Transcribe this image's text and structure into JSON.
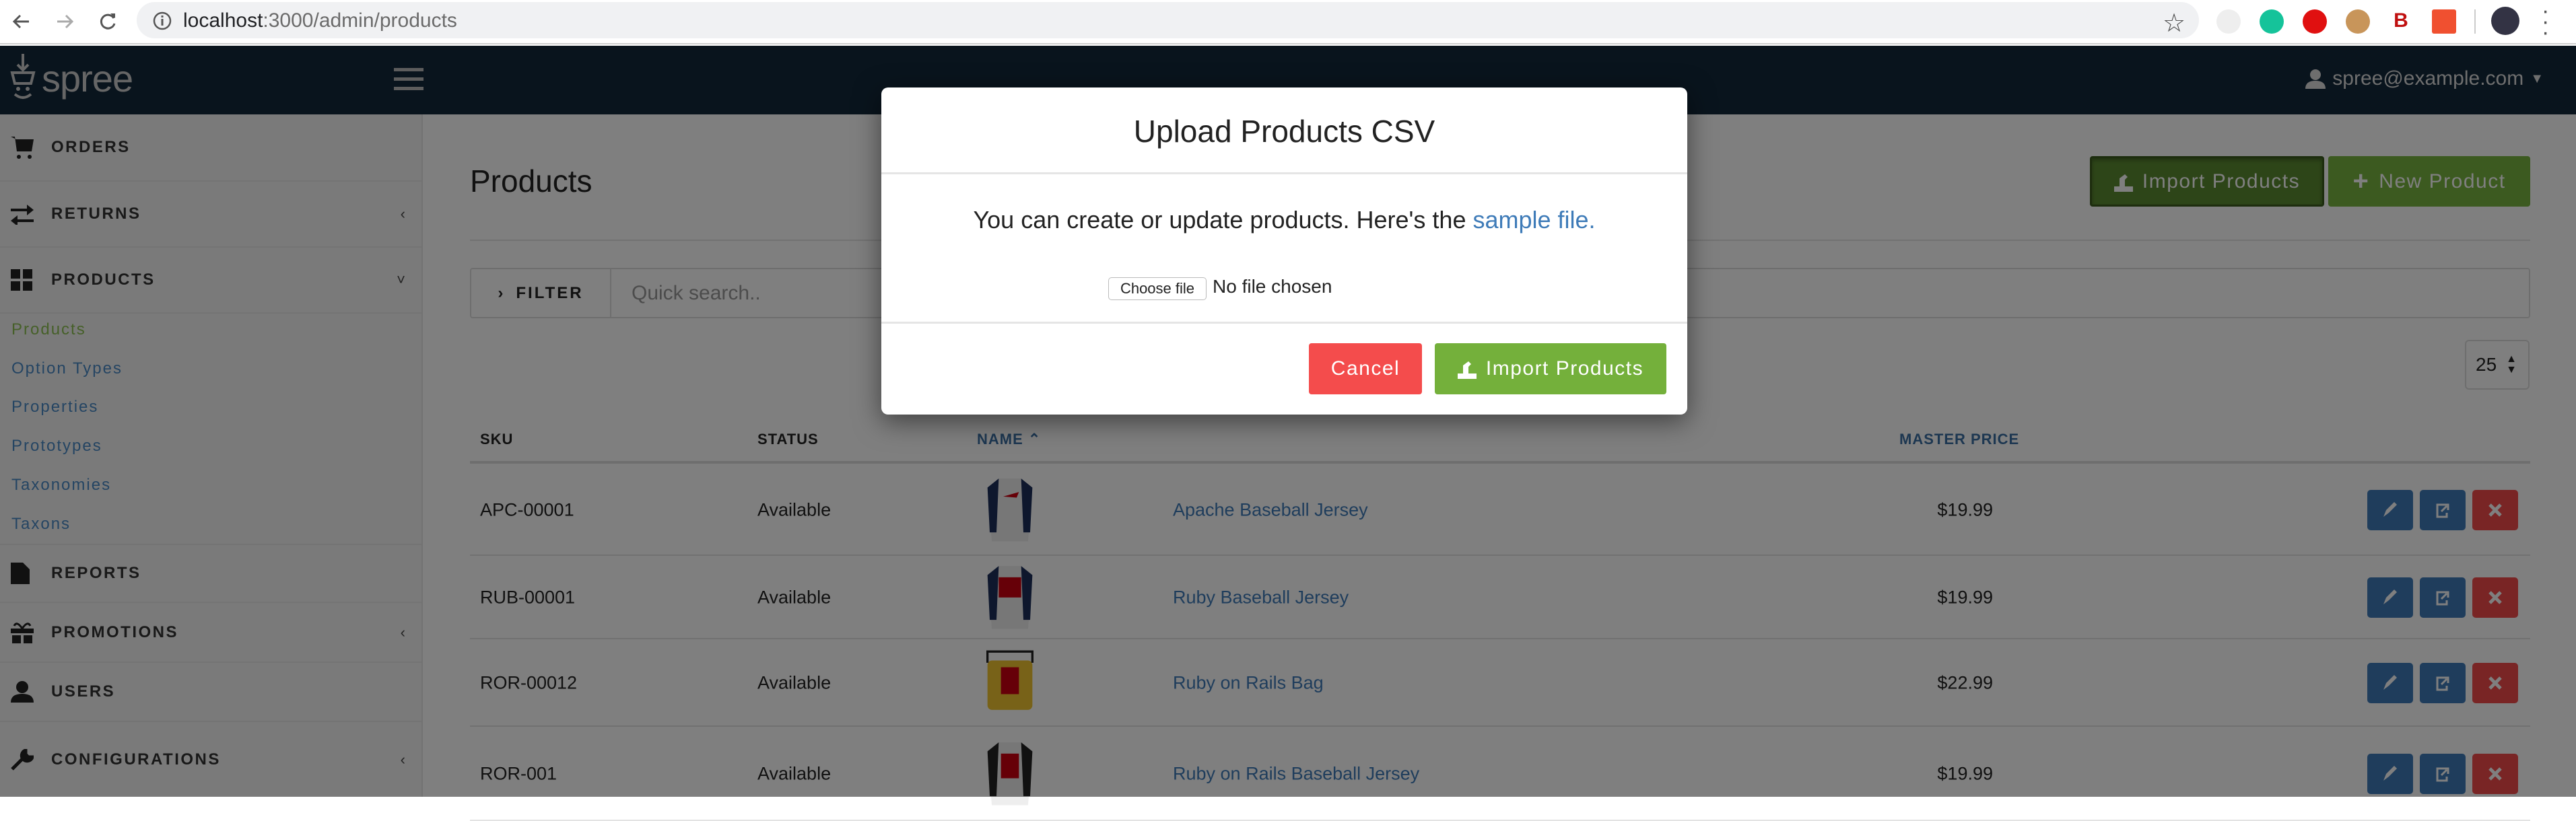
{
  "browser": {
    "url_host": "localhost",
    "url_path": ":3000/admin/products"
  },
  "header": {
    "logo": "spree",
    "user_email": "spree@example.com"
  },
  "sidebar": {
    "items": [
      {
        "label": "ORDERS",
        "icon": "cart-icon",
        "chevron": ""
      },
      {
        "label": "RETURNS",
        "icon": "exchange-icon",
        "chevron": "‹"
      },
      {
        "label": "PRODUCTS",
        "icon": "grid-icon",
        "chevron": "˅"
      },
      {
        "label": "REPORTS",
        "icon": "file-icon",
        "chevron": ""
      },
      {
        "label": "PROMOTIONS",
        "icon": "gift-icon",
        "chevron": "‹"
      },
      {
        "label": "USERS",
        "icon": "user-icon",
        "chevron": ""
      },
      {
        "label": "CONFIGURATIONS",
        "icon": "wrench-icon",
        "chevron": "‹"
      }
    ],
    "subitems": [
      {
        "label": "Products",
        "active": true
      },
      {
        "label": "Option Types"
      },
      {
        "label": "Properties"
      },
      {
        "label": "Prototypes"
      },
      {
        "label": "Taxonomies"
      },
      {
        "label": "Taxons"
      }
    ]
  },
  "main": {
    "title": "Products",
    "import_label": "Import Products",
    "new_label": "New Product",
    "filter_label": "FILTER",
    "search_placeholder": "Quick search..",
    "per_page": "25",
    "columns": {
      "sku": "SKU",
      "status": "STATUS",
      "name": "NAME",
      "price": "MASTER PRICE"
    },
    "rows": [
      {
        "sku": "APC-00001",
        "status": "Available",
        "image": "apache-jersey",
        "name": "Apache Baseball Jersey",
        "price": "$19.99"
      },
      {
        "sku": "RUB-00001",
        "status": "Available",
        "image": "ruby-jersey",
        "name": "Ruby Baseball Jersey",
        "price": "$19.99"
      },
      {
        "sku": "ROR-00012",
        "status": "Available",
        "image": "rails-bag",
        "name": "Ruby on Rails Bag",
        "price": "$22.99"
      },
      {
        "sku": "ROR-001",
        "status": "Available",
        "image": "rails-jersey",
        "name": "Ruby on Rails Baseball Jersey",
        "price": "$19.99"
      }
    ]
  },
  "modal": {
    "title": "Upload Products CSV",
    "body_text": "You can create or update products. Here's the ",
    "link_text": "sample file.",
    "choose_file": "Choose file",
    "no_file": "No file chosen",
    "cancel": "Cancel",
    "import": "Import Products"
  },
  "colors": {
    "primary": "#3e7bb8",
    "success": "#74b03b",
    "danger": "#f44c4c",
    "header": "#12283a"
  }
}
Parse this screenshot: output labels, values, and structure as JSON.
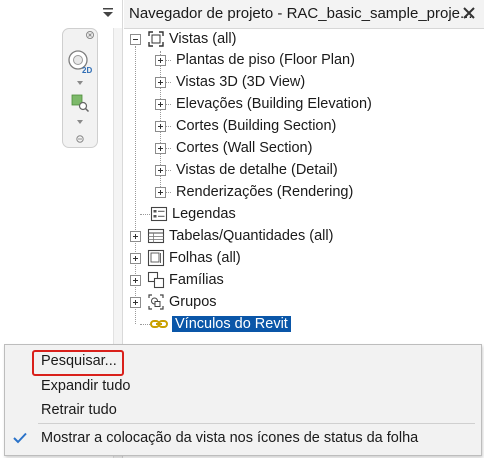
{
  "browser": {
    "title": "Navegador de projeto - RAC_basic_sample_proje...",
    "tree": {
      "root_label": "Vistas (all)",
      "views": [
        "Plantas de piso (Floor Plan)",
        "Vistas 3D (3D View)",
        "Elevações (Building Elevation)",
        "Cortes (Building Section)",
        "Cortes (Wall Section)",
        "Vistas de detalhe (Detail)",
        "Renderizações (Rendering)"
      ],
      "legends": "Legendas",
      "schedules": "Tabelas/Quantidades (all)",
      "sheets": "Folhas (all)",
      "families": "Famílias",
      "groups": "Grupos",
      "revit_links": "Vínculos do Revit"
    }
  },
  "navigation_bar": {
    "wheel_badge": "2D"
  },
  "context_menu": {
    "items": [
      "Pesquisar...",
      "Expandir tudo",
      "Retrair tudo"
    ],
    "checked_item": "Mostrar a colocação da vista nos ícones de status da folha",
    "highlight_color": "#d9201b"
  },
  "colors": {
    "selection": "#0a56a8",
    "menu_bg": "#f2f2f2"
  }
}
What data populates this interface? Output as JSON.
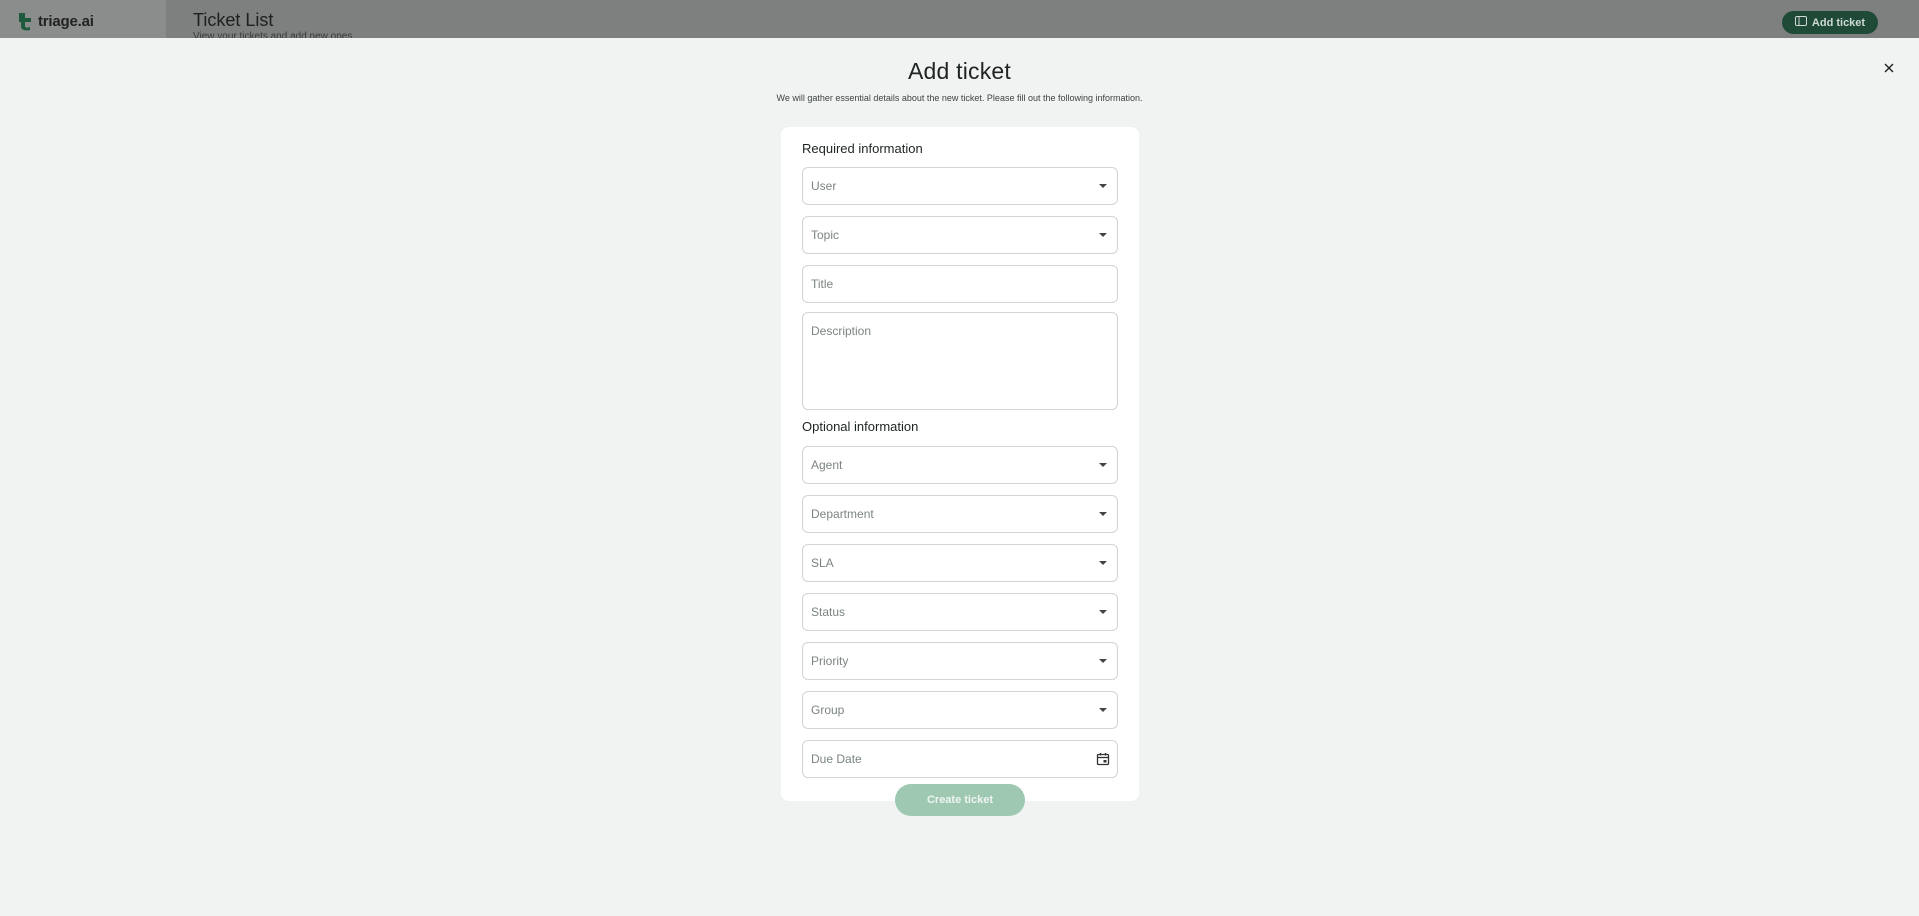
{
  "app": {
    "logo_text": "triage.ai",
    "page_title": "Ticket List",
    "page_subtitle": "View your tickets and add new ones",
    "add_ticket_label": "Add ticket"
  },
  "modal": {
    "title": "Add ticket",
    "subtitle": "We will gather essential details about the new ticket. Please fill out the following information.",
    "required_label": "Required information",
    "optional_label": "Optional information",
    "fields": {
      "user": "User",
      "topic": "Topic",
      "title": "Title",
      "description": "Description",
      "agent": "Agent",
      "department": "Department",
      "sla": "SLA",
      "status": "Status",
      "priority": "Priority",
      "group": "Group",
      "due_date": "Due Date"
    },
    "create_label": "Create ticket"
  },
  "colors": {
    "brand_dark": "#1f4a37",
    "create_disabled": "#9fc8b3",
    "modal_bg": "#f1f3f2"
  }
}
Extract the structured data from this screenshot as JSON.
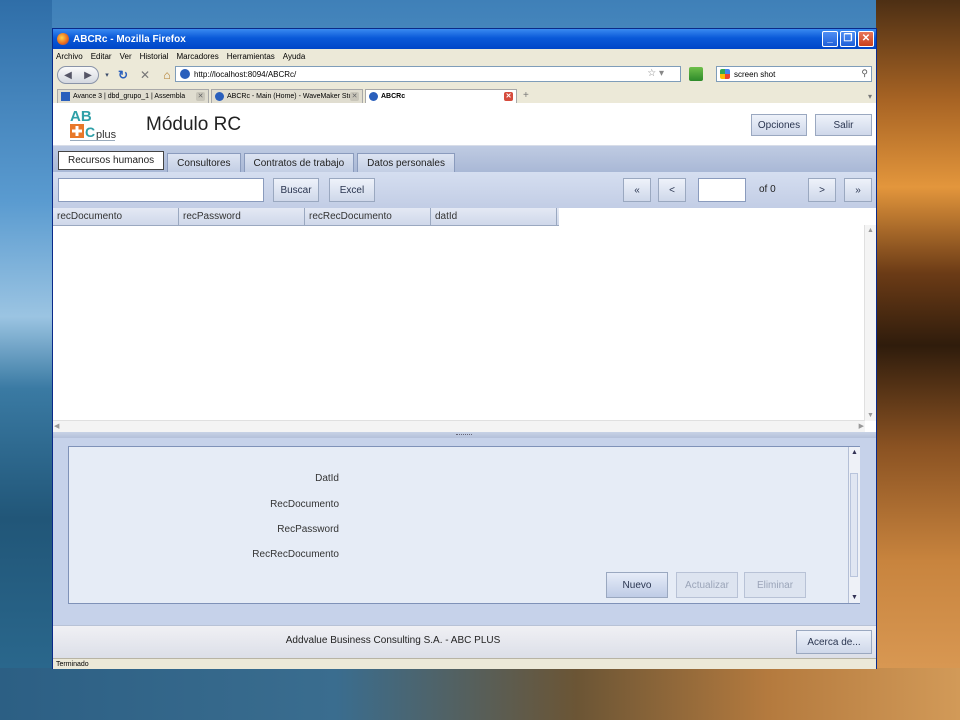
{
  "window": {
    "title": "ABCRc - Mozilla Firefox"
  },
  "menu": [
    "Archivo",
    "Editar",
    "Ver",
    "Historial",
    "Marcadores",
    "Herramientas",
    "Ayuda"
  ],
  "navigation": {
    "url": "http://localhost:8094/ABCRc/",
    "search_value": "screen shot"
  },
  "browser_tabs": [
    {
      "label": "Avance 3 | dbd_grupo_1 | Assembla",
      "active": false
    },
    {
      "label": "ABCRc - Main (Home) - WaveMaker Stu...",
      "active": false
    },
    {
      "label": "ABCRc",
      "active": true
    }
  ],
  "app": {
    "logo_top": "AB",
    "logo_bottom": "plus",
    "title": "Módulo RC",
    "options_label": "Opciones",
    "logout_label": "Salir"
  },
  "app_tabs": [
    "Recursos humanos",
    "Consultores",
    "Contratos de trabajo",
    "Datos personales"
  ],
  "toolbar": {
    "search_label": "Buscar",
    "excel_label": "Excel",
    "first": "«",
    "prev": "<",
    "next": ">",
    "last": "»",
    "page_of": "of 0"
  },
  "grid": {
    "columns": [
      "recDocumento",
      "recPassword",
      "recRecDocumento",
      "datId"
    ]
  },
  "detail": {
    "fields": [
      "DatId",
      "RecDocumento",
      "RecPassword",
      "RecRecDocumento"
    ],
    "new_label": "Nuevo",
    "update_label": "Actualizar",
    "delete_label": "Eliminar"
  },
  "footer": {
    "text": "Addvalue Business Consulting S.A. - ABC PLUS",
    "about_label": "Acerca de..."
  },
  "status": "Terminado",
  "colors": {
    "titlebar": "#0a59d8",
    "app_chrome": "#c2cde5",
    "logo_teal": "#2fa0a8",
    "logo_orange": "#e8782a"
  }
}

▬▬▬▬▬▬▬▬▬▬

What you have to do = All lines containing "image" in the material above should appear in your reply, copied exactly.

Expected output =
Transcribe this image's text and structure into JSON.
        "image": "apache-jersey",
        "image": "ruby-jersey",
        "image": "rails-bag",
        "image": "rails-jersey",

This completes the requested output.